“There were people who were quite upset to hear we translated that book. They were quite possessive, they felt we had spoilt it. And they hadn’t even read it! I could understand if it was because of the quality of the translation. But no, it was because we had translated it in the first place,” Amir says.
“It’s an odd view. It shows how much English is so imperial, that you assume it’s the default language. But it’s like with Murakami. People also complained when he was translated into Malay: it’s not like they were reading him in Japanese to begin with!”
While his job may require him to go through countless writing submissions (not all of them very good) Amir still enjoys Malaysian writing, and has positive hopes for it.
“There’s a lot of it, actually. I think it’s great that people are not self-conscious, they can write without worrying about it being seen as serious or worthy,” said Amir.
“I think it’s great that people are not self-conscious, they can write without worrying about it being seen as serious or worthy”
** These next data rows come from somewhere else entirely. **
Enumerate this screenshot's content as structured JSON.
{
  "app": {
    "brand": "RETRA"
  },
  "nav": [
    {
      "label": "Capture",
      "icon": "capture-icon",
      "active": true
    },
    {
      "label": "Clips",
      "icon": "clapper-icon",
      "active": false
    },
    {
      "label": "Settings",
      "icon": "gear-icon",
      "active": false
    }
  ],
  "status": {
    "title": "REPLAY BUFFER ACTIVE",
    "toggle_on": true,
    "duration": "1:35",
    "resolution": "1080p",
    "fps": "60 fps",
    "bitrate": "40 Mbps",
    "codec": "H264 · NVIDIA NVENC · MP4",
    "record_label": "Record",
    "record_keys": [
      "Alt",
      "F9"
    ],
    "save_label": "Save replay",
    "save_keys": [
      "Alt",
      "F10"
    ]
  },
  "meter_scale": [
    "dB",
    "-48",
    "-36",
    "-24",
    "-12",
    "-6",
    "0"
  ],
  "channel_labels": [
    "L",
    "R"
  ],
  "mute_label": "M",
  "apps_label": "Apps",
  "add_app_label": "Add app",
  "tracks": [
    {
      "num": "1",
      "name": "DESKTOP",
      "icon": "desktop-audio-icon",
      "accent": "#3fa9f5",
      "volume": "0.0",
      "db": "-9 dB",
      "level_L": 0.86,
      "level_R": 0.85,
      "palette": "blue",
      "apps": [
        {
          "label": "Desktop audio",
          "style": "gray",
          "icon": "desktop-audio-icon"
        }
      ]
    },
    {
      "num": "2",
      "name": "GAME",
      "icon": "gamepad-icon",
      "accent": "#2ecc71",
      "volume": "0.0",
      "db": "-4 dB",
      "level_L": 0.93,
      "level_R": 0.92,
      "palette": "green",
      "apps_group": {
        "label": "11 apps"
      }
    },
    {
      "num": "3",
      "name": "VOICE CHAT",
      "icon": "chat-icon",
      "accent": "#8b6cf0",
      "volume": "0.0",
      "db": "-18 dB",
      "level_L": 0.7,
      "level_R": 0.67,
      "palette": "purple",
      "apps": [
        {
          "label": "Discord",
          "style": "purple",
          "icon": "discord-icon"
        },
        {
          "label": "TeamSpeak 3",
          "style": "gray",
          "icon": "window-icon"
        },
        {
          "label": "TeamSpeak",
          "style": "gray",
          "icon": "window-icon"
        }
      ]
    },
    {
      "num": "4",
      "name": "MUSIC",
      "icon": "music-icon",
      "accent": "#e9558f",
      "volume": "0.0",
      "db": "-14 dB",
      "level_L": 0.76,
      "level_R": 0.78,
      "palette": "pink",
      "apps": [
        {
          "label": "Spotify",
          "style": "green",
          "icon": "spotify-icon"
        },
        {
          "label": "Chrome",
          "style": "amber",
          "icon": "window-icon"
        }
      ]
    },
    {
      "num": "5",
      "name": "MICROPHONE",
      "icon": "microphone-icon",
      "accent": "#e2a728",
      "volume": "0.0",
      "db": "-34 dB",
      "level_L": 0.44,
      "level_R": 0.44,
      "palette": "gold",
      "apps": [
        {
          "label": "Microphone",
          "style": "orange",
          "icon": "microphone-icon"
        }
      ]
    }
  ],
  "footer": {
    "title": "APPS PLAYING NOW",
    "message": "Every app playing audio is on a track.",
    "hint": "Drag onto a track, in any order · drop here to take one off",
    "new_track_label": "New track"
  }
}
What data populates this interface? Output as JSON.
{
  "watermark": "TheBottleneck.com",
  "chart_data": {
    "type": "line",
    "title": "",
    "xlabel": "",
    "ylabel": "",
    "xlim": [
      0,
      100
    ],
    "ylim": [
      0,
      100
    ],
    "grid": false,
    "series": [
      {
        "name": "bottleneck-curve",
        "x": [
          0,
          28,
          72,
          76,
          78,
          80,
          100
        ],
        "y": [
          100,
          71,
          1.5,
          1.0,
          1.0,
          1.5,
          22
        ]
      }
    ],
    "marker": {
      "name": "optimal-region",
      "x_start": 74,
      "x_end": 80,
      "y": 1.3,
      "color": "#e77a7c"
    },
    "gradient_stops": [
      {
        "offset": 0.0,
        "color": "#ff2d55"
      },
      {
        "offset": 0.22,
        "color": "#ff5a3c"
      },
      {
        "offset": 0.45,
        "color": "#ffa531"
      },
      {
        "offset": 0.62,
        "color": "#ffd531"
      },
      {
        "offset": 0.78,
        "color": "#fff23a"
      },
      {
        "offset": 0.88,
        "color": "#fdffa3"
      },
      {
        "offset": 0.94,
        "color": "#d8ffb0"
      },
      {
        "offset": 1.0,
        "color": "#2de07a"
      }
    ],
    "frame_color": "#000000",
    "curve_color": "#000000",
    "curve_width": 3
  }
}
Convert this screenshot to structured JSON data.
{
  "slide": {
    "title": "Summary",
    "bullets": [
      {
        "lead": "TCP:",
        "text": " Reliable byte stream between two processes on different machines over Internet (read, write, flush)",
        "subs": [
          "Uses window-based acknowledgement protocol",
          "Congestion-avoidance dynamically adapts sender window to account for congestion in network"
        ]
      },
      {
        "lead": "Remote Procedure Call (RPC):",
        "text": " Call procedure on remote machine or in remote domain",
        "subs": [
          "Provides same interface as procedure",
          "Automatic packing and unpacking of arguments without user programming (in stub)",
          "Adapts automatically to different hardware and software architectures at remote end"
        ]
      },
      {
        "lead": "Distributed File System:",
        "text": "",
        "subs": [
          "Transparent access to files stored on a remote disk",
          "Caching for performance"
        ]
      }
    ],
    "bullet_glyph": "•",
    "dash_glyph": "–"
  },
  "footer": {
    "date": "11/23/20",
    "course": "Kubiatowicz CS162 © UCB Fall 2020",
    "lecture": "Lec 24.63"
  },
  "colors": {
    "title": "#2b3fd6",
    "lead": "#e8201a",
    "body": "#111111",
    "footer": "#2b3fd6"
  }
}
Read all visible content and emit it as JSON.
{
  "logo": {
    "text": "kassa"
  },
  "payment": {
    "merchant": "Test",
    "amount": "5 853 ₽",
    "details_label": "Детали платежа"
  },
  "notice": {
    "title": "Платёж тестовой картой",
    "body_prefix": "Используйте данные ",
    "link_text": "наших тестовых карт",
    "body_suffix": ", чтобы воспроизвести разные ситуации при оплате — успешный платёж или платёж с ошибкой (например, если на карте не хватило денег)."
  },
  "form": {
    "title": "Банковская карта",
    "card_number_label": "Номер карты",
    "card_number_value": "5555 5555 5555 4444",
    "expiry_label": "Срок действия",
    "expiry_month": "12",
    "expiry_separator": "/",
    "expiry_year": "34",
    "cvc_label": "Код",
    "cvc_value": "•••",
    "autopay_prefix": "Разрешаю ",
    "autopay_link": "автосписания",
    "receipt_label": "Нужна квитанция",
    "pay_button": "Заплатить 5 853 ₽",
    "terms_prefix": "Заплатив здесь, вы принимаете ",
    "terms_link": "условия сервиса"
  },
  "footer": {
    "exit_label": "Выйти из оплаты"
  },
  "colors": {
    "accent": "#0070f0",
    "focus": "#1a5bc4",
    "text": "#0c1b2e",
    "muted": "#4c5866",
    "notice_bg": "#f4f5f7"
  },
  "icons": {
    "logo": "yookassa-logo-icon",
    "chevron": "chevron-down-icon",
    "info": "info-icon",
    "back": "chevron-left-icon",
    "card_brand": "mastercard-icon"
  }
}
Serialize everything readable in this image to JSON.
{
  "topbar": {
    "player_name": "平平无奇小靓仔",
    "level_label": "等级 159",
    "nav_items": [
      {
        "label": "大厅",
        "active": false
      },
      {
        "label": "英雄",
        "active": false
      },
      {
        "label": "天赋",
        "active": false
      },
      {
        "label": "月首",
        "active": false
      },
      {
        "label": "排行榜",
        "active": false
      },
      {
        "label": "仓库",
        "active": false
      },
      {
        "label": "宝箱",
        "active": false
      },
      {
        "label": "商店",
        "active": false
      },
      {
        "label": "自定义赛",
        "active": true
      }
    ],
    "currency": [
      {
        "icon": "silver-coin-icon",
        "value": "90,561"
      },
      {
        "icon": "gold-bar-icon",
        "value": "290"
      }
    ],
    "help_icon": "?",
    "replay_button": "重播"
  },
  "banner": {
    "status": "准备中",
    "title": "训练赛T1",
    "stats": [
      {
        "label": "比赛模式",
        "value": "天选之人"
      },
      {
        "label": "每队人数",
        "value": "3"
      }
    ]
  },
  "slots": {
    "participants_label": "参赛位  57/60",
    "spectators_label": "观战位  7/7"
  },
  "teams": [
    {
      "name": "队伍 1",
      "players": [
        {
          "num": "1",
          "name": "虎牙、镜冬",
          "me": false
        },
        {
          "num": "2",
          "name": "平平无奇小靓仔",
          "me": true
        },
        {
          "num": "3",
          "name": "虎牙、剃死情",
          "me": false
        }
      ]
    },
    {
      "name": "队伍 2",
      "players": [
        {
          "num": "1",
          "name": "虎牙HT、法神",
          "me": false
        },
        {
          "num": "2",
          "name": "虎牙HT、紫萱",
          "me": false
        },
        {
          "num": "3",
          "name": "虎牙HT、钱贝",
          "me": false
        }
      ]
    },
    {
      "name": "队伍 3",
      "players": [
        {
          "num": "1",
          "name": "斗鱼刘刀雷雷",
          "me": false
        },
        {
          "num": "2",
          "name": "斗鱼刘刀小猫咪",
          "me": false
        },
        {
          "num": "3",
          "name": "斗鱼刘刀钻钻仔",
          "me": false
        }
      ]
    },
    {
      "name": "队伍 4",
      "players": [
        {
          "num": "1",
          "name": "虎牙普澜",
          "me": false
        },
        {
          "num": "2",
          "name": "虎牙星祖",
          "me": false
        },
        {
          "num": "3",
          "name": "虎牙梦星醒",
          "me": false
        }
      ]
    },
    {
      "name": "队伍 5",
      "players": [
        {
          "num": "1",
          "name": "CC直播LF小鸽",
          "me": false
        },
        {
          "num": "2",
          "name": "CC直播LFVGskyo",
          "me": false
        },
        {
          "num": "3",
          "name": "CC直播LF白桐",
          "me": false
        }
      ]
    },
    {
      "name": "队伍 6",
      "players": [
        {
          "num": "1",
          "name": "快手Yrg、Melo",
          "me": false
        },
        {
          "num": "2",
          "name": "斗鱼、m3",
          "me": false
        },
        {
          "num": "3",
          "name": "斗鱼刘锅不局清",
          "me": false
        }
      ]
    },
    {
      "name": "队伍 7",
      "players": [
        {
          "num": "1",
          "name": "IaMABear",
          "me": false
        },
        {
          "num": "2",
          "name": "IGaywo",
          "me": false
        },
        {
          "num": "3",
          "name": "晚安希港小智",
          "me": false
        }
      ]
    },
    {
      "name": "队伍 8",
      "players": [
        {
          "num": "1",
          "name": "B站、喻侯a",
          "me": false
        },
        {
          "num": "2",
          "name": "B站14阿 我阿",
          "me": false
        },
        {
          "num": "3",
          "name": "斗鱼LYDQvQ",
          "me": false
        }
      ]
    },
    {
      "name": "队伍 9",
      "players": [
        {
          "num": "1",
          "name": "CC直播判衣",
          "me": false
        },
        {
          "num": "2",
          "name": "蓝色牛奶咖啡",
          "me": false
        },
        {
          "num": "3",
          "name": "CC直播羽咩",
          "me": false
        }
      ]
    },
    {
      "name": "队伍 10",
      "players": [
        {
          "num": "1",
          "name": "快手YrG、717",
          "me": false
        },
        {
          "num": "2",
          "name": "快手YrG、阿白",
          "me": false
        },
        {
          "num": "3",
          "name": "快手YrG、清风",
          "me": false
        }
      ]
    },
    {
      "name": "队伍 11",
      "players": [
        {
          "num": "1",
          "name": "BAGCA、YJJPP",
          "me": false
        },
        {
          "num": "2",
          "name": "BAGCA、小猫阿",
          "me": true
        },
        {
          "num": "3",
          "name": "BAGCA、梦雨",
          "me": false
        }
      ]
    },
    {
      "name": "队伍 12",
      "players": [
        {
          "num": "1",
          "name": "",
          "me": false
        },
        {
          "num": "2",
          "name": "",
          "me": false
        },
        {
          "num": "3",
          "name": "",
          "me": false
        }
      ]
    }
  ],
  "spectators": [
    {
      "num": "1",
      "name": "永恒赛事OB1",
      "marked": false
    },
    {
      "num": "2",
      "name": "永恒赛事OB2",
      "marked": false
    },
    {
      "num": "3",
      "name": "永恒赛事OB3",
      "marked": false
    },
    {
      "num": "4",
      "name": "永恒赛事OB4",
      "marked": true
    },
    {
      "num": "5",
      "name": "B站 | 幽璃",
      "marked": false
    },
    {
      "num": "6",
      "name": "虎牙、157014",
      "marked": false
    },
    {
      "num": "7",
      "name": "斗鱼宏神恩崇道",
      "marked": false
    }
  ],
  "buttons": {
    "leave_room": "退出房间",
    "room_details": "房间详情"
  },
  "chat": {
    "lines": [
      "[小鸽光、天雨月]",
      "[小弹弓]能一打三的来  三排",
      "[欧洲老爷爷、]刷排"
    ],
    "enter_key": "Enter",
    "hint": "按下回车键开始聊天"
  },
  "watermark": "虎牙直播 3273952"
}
He names Brian Gomez’s Devil’s Place and Anthony Burgess’s Malayan Trilogy as his favourite Malaysian novels.
“They both deal with Malaysian life with humour and insight. And anger as well. We need more of that kind of thing. We need people who have things to express, who have views on the way things happen here, and are good storytellers,” Amir says.
According to him, the best way to form a thriving local literary scene is for there to be regular outlets for creative expression.
“Malaysians like to tell stories. I miss the time when there were regular places to submit writing. There used to be Silverfish New Writing, I edited the first one. Our newspapers, like The Star and the New Straits Times used to have writing contests, but they stopped after a while. I think they should restart them,” Amir says.
How does he hope Buku Fixi can contribute to the local literary scene?
“By not thinking too much about it!” Amir says, without missing a beat. “The best things happen when you’re not paying attention. If you try so much to do that, you become a government agency! I’m compelled by the profit motive, and fun: if it stops being fun, I wouldn’t do this!”
Local readers, however, still surprise him on occasion. Amir tells me about an Indonesian murder mystery he published, which failed to connect with readers due to its foreign time period: the 1980s.
“There was a review on Goodreads by a teenager, who said she couldn’t understand the characters because they didn’t have handphones. It was just such a bizarre world where you had to go home to get a phone call. She couldn’t connect, and said it spoilt it for her!” Amir chuckles.
As for upcoming titles, Amir’s certainly got his hands full: a debut novel by Hadi M. Nor will be launched this weekend and Fixi Novo will see two more novels coming out in September, as well as the release of KL NOIR: Yellow.
Fixi Verso will also see two more translated titles this year: one being Haruki Murakami’s Colorless Tsukuru Tazaki and His Years of Pilgrimage. The second is Salla Simukka’s Snow White trilogy, a previously self-published Finnish novel billed as a Young Adult version of The Girl with the Dragon Tattoo. It has never been published in English before.
An odd choice, definitely. But if there’s anything that Buku Fixi definitely excels at doing, it’s going beyond the norm. “You should take risks,” Amir says. “If you don’t, you’re not doing anything new, and then you can’t go any further.”
Find out more about Fixi here.
CORRECTION: The original article stated that Salla Simukka’s Snow White trilogy was “a previously self-published Finnish novel”. This novel was not self-published and the line has been amended (06/08/2014).